  • Unexplained weight loss or poor appetite
  • Physical signs like a large waist circumference or acanthosis nigricans (dark, velvety skin patches)

Diagnosis

Diagnosis often involves a combination of medical history, physical examination, blood tests, imaging studies (like ultrasound), and sometimes liver biopsy. Elevated liver enzymes found during routine blood tests might prompt further investigation.

Treatment and Management

The primary approach to managing NAFLD in children involves lifestyle modifications:

  • Weight Loss: If overweight, gradual weight loss through improved diet and physical activity.
  • Healthy Diet: Balanced nutrition with reduced intake of sugars and saturated fats.
  • Exercise: Regular physical activity to reduce liver fat and improve insulin sensitivity.
  • Monitoring: Regular follow-up to monitor liver health and any progression of the disease.

Complications

If left untreated, NAFLD can progress to more serious liver damage like fibrosis, cirrhosis, and even liver failure. It’s also associated with an increased risk of cardiovascular diseases.

Prevention

Preventive strategies mirror treatment approaches and focus on maintaining a healthy lifestyle:

  • Encourage a balanced diet rich in fruits, vegetables, whole grains, and healthy proteins.
  • Promote regular physical activity.
  • Monitor and manage body weight.
  • Regular health check-ups, especially if there’s a family history of liver disease or obesity.

Importance of Early Intervention

Early detection and intervention are crucial. Parents and healthcare providers should work together to encourage healthy lifestyle habits in children, especially those who are at higher risk due to factors like obesity or family history.

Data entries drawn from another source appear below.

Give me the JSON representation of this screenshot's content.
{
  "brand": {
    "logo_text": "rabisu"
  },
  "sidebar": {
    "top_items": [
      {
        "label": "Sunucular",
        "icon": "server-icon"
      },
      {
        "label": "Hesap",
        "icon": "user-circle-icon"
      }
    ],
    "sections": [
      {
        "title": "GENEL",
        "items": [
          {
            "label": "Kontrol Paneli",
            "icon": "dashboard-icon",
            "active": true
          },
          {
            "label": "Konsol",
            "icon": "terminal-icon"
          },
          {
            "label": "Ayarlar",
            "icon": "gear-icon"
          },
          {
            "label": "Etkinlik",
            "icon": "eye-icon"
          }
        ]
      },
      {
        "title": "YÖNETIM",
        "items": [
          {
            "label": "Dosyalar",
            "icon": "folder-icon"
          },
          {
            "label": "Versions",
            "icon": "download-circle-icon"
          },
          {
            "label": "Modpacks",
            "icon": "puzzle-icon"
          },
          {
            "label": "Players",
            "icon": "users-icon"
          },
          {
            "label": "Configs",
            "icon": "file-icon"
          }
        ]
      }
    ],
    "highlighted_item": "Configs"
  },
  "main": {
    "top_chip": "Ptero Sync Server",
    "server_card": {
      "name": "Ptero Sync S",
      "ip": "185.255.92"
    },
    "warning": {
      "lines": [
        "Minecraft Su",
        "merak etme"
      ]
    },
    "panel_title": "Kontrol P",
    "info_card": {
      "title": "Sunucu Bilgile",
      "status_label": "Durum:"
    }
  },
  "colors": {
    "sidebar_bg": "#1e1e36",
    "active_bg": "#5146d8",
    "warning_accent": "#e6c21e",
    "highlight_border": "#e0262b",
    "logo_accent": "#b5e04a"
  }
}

Pediatric fatty liver disease is a clear indicator of the broader implications of childhood obesity and metabolic health issues. Addressing these concerns early is key to preventing long-term health consequences.

The Pediatric.me content is provided for informational purposes only and is not intended as medical advice or as a substitute for medical advice of a physician